Geyser and Weier acted in what they believed was a tribute to “Slenderman,” a spooky online meme image that had become the subject of fan fiction and, obviously, at least one case of severely misguided devotion.
After a jogger discovered the stabbing victim, Leutner made it to a hospital in a condition “one centimeter from certain death.” Fortunately, she survived. When asked who stabbed her, the wounded child said, “My best friend.”
The girls reportedly stabbed Leutner in hope that murdering their peer would “impress”Slenderman and that he’d then make them his “proxies.”
Again: Slenderman is not a living, sentient being.
Slenderman is actually a 2009 Photoshop creation from the website Something Awful.

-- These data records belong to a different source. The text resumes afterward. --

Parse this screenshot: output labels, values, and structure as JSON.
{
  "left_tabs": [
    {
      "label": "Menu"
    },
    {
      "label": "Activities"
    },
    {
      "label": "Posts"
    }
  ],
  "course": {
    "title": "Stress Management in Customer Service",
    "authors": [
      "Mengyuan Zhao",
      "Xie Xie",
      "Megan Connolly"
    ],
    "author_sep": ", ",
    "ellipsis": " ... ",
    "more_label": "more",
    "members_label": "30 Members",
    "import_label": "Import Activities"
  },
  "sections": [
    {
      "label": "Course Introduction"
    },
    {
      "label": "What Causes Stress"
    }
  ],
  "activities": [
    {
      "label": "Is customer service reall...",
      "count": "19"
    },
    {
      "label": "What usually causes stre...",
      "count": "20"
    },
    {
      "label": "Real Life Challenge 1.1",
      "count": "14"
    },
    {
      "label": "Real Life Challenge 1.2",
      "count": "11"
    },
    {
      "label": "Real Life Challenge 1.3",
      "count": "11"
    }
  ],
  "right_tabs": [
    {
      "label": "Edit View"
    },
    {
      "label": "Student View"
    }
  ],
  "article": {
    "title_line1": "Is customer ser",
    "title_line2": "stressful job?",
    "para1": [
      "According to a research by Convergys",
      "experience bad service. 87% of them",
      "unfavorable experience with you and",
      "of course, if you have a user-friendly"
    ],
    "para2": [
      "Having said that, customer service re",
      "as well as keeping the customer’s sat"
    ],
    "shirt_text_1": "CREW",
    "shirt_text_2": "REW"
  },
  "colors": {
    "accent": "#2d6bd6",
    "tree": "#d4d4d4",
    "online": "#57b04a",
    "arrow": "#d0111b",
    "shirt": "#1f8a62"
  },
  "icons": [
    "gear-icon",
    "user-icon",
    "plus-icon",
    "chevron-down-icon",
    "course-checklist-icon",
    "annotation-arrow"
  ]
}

It has subsequently inspired Internet users to write and share stories, resulting in a “creepypasta” — i.e., a horror-themed object that gets copy-and-pasted around social media. The character is depicted as a tall, faceless figure with tentacles on his back who hides in the woods and stalks children.
The girls who got homicidally caught up in Slenderman’s mythology are presently waiting to be tried — as adults — in Wisconsin.
Each suspect initially blamed the other for concocting the plan, and each has subsequently pleaded insanity. A ruling is expected next month to determine the exact course of the suspects’ two separate trials.
The Slenderman stabbing went on to alert the world not just to the unsettling specifics of the character and the digital outposts from which it emerged, but to raise larger questions regarding the impact and influence of unregulated “screen time” on tech-savvy minors today.
Acclaimed filmmaker Irene Taylor Brodsky’s new documentary, Beware the Slenderman, premieres Monday, January 23, on HBO. The most jolting footage in Beware may be that of detectives interviewing Geyser and Weier after their attempt to kill Leutiner. Geyser comes off blank, while Weier collapses into sadness and fear, except when describing the murder plot, saying, “We were going to be like lionesses chasing down a zebra.”
Among the documentary’s other sad and shocking highlights are the suspects’ journal entries, drawings, and other communications, and the revelation that Geyser is thought to have been enduring a lifelong struggle with undiagnosed schizophrenia.
Beware the Slenderman offers an appropriately spooky take on the case while also plunging into a wealth of provocative prospects about what this tragedy tells us about the immediate past, our present, and our increasingly unpredictable future.